**Exercise description**:
The word "dakika" marks the lines to keep; find each one in the data and copy it.

=== Listed records ===

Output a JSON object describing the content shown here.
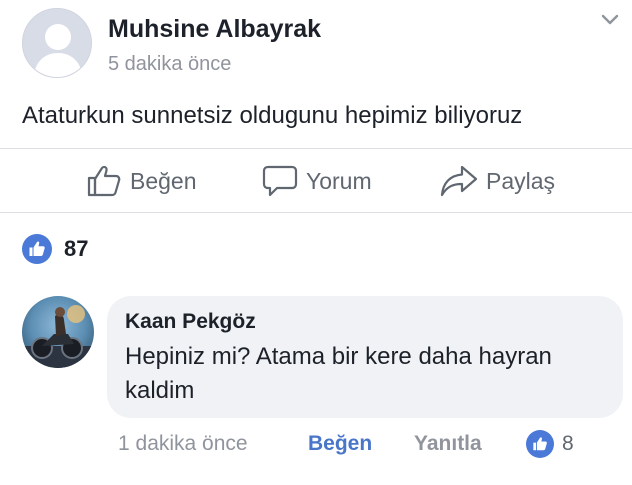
{
  "post": {
    "author_name": "Muhsine Albayrak",
    "time": "5 dakika önce",
    "text": "Ataturkun sunnetsiz oldugunu hepimiz biliyoruz"
  },
  "actions": {
    "like_label": "Beğen",
    "comment_label": "Yorum",
    "share_label": "Paylaş"
  },
  "reactions": {
    "count": "87"
  },
  "comment": {
    "author_name": "Kaan Pekgöz",
    "text": "Hepiniz mi? Atama bir kere daha hayran kaldim",
    "time": "1 dakika önce",
    "like_label": "Beğen",
    "reply_label": "Yanıtla",
    "reaction_count": "8"
  },
  "icons": {
    "menu": "chevron-down-icon",
    "like": "thumbs-up-icon",
    "comment": "speech-bubble-icon",
    "share": "share-arrow-icon"
  },
  "colors": {
    "like_blue": "#4a79d8",
    "link_blue": "#4a76c9",
    "muted_gray": "#90949c",
    "bubble_bg": "#f0f2f5"
  }
}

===

**Result below**:
    "time": "5 dakika önce",
    "time": "1 dakika önce",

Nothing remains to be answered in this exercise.